[Start of section]
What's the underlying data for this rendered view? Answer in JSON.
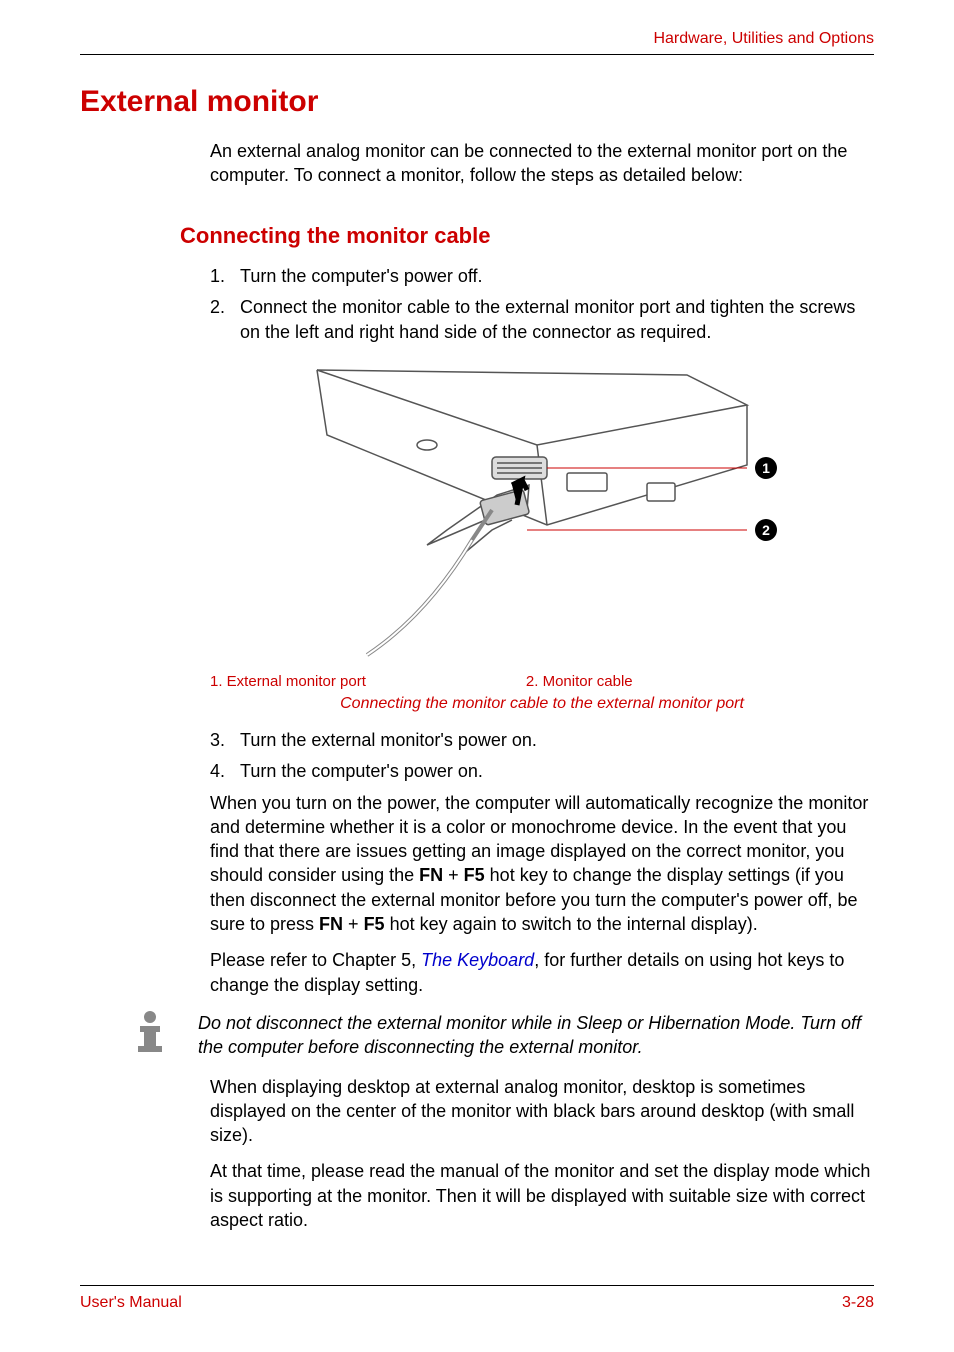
{
  "header": {
    "section": "Hardware, Utilities and Options"
  },
  "title": "External monitor",
  "intro": "An external analog monitor can be connected to the external monitor port on the computer. To connect a monitor, follow the steps as detailed below:",
  "subtitle": "Connecting the monitor cable",
  "steps12": [
    {
      "n": "1.",
      "t": "Turn the computer's power off."
    },
    {
      "n": "2.",
      "t": "Connect the monitor cable to the external monitor port and tighten the screws on the left and right hand side of the connector as required."
    }
  ],
  "callouts": {
    "c1": "1",
    "c2": "2"
  },
  "legend": {
    "l1": "1. External monitor port",
    "l2": "2. Monitor cable"
  },
  "caption": "Connecting the monitor cable to the external monitor port",
  "steps34": [
    {
      "n": "3.",
      "t": "Turn the external monitor's power on."
    },
    {
      "n": "4.",
      "t": "Turn the computer's power on."
    }
  ],
  "para1": {
    "a": "When you turn on the power, the computer will automatically recognize the monitor and determine whether it is a color or monochrome device. In the event that you find that there are issues getting an image displayed on the correct monitor, you should consider using the ",
    "fn1": "FN",
    "plus1": " + ",
    "f51": "F5",
    "b": " hot key to change the display settings (if you then disconnect the external monitor before you turn the computer's power off, be sure to press ",
    "fn2": "FN",
    "plus2": " + ",
    "f52": "F5",
    "c": " hot key again to switch to the internal display)."
  },
  "para2": {
    "a": "Please refer to Chapter 5, ",
    "link": "The Keyboard",
    "b": ", for further details on using hot keys to change the display setting."
  },
  "note": "Do not disconnect the external monitor while in Sleep or Hibernation Mode. Turn off the computer before disconnecting the external monitor.",
  "para3": "When displaying desktop at external analog monitor, desktop is sometimes displayed on the center of the monitor with black bars around desktop (with small size).",
  "para4": "At that time, please read the manual of the monitor and set the display mode which is supporting at the monitor. Then it will be displayed with suitable size with correct aspect ratio.",
  "footer": {
    "left": "User's Manual",
    "right": "3-28"
  }
}
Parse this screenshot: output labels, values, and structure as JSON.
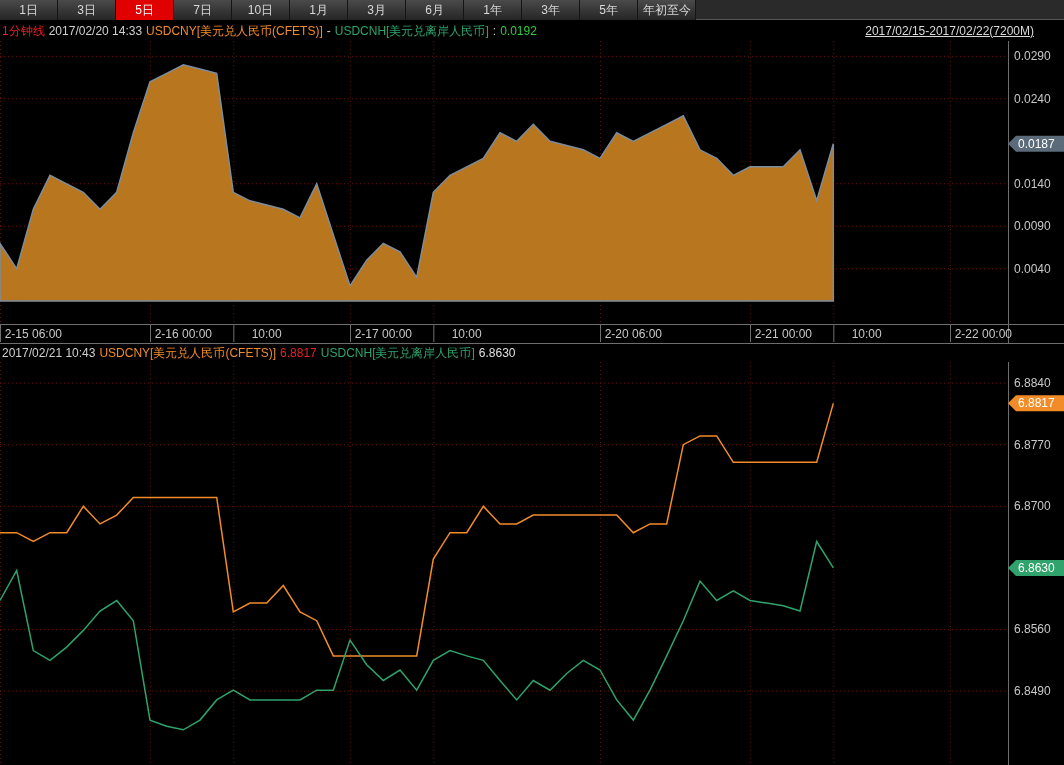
{
  "tabs": [
    {
      "label": "1日",
      "selected": false
    },
    {
      "label": "3日",
      "selected": false
    },
    {
      "label": "5日",
      "selected": true
    },
    {
      "label": "7日",
      "selected": false
    },
    {
      "label": "10日",
      "selected": false
    },
    {
      "label": "1月",
      "selected": false
    },
    {
      "label": "3月",
      "selected": false
    },
    {
      "label": "6月",
      "selected": false
    },
    {
      "label": "1年",
      "selected": false
    },
    {
      "label": "3年",
      "selected": false
    },
    {
      "label": "5年",
      "selected": false
    },
    {
      "label": "年初至今",
      "selected": false
    }
  ],
  "spread_panel": {
    "period": "1分钟线",
    "time": "2017/02/20 14:33",
    "series_a": "USDCNY[美元兑人民币(CFETS)]",
    "separator": "-",
    "series_b": "USDCNH[美元兑离岸人民币]",
    "colon": ":",
    "value": "0.0192",
    "range_link": "2017/02/15-2017/02/22(7200M)",
    "chart_data": {
      "type": "area",
      "ylim": [
        -0.0025,
        0.0308
      ],
      "grid": true,
      "categories": [
        null,
        null,
        "2-15 06:00",
        null,
        null,
        null,
        null,
        null,
        null,
        null,
        null,
        "2-16 00:00",
        null,
        null,
        null,
        null,
        "10:00",
        null,
        null,
        null,
        null,
        null,
        null,
        "2-17 00:00",
        null,
        null,
        null,
        null,
        "10:00",
        null,
        null,
        null,
        null,
        null,
        null,
        null,
        null,
        null,
        "2-20 06:00",
        null,
        null,
        null,
        null,
        null,
        null,
        null,
        null,
        "2-21 00:00",
        null,
        null,
        null,
        null,
        "10:00",
        null,
        null,
        null,
        null,
        null,
        null,
        "2-22 00:00",
        null
      ],
      "series": [
        {
          "color": "#b8761f",
          "values": [
            0.007,
            0.004,
            0.011,
            0.015,
            0.014,
            0.013,
            0.011,
            0.013,
            0.02,
            0.026,
            0.027,
            0.028,
            0.0275,
            0.027,
            0.013,
            0.012,
            0.0115,
            0.011,
            0.01,
            0.014,
            0.008,
            0.002,
            0.005,
            0.007,
            0.006,
            0.003,
            0.013,
            0.015,
            0.016,
            0.017,
            0.02,
            0.019,
            0.021,
            0.019,
            0.0185,
            0.018,
            0.017,
            0.02,
            0.019,
            0.02,
            0.021,
            0.022,
            0.018,
            0.017,
            0.015,
            0.016,
            0.016,
            0.016,
            0.018,
            0.012,
            0.0187,
            null,
            null,
            null,
            null,
            null,
            null,
            null,
            null,
            null,
            null
          ]
        }
      ],
      "yticks": [
        {
          "value": 0.029,
          "label": "0.0290"
        },
        {
          "value": 0.024,
          "label": "0.0240"
        },
        {
          "value": 0.014,
          "label": "0.0140"
        },
        {
          "value": 0.009,
          "label": "0.0090"
        },
        {
          "value": 0.004,
          "label": "0.0040"
        }
      ],
      "annotations": [
        "0.0187"
      ]
    }
  },
  "price_panel": {
    "time": "2017/02/21 10:43",
    "value_a": "6.8817",
    "value_b": "6.8630",
    "chart_data": {
      "type": "line",
      "grid": true,
      "ylim": [
        6.8406,
        6.8864
      ],
      "series": [
        {
          "name": "USDCNY[美元兑人民币(CFETS)]",
          "color": "#f28c28",
          "values": [
            6.867,
            6.867,
            6.866,
            6.867,
            6.867,
            6.87,
            6.868,
            6.869,
            6.871,
            6.871,
            6.871,
            6.871,
            6.871,
            6.871,
            6.858,
            6.859,
            6.859,
            6.861,
            6.858,
            6.857,
            6.853,
            6.853,
            6.853,
            6.853,
            6.853,
            6.853,
            6.864,
            6.867,
            6.867,
            6.87,
            6.868,
            6.868,
            6.869,
            6.869,
            6.869,
            6.869,
            6.869,
            6.869,
            6.867,
            6.868,
            6.868,
            6.877,
            6.878,
            6.878,
            6.875,
            6.875,
            6.875,
            6.875,
            6.875,
            6.875,
            6.8817
          ]
        },
        {
          "name": "USDCNH[美元兑离岸人民币]",
          "color": "#2fa36b",
          "values": [
            6.8593,
            6.8627,
            6.8536,
            6.8525,
            6.854,
            6.8559,
            6.8581,
            6.8593,
            6.857,
            6.8457,
            6.845,
            6.8446,
            6.8457,
            6.848,
            6.8491,
            6.848,
            6.848,
            6.848,
            6.848,
            6.8491,
            6.8491,
            6.8548,
            6.852,
            6.8502,
            6.8514,
            6.8491,
            6.8525,
            6.8536,
            6.853,
            6.8525,
            6.8502,
            6.848,
            6.8502,
            6.8491,
            6.851,
            6.8525,
            6.8514,
            6.848,
            6.8457,
            6.8491,
            6.853,
            6.857,
            6.8615,
            6.8593,
            6.8604,
            6.8593,
            6.859,
            6.8587,
            6.8581,
            6.866,
            6.863
          ]
        }
      ],
      "yticks": [
        {
          "value": 6.884,
          "label": "6.8840"
        },
        {
          "value": 6.877,
          "label": "6.8770"
        },
        {
          "value": 6.87,
          "label": "6.8700"
        },
        {
          "value": 6.856,
          "label": "6.8560"
        },
        {
          "value": 6.849,
          "label": "6.8490"
        }
      ],
      "annotations": [
        "6.8817",
        "6.8630"
      ]
    }
  }
}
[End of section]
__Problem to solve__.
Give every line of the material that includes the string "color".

__Solution below__.
    "a": "When you turn on the power, the computer will automatically recognize the monitor and determine whether it is a color or monochrome device. In the event that you find that there are issues getting an image displayed on the correct monitor, you should consider using the ",
          "color": "#b8761f",
          "color": "#f28c28",
          "color": "#2fa36b",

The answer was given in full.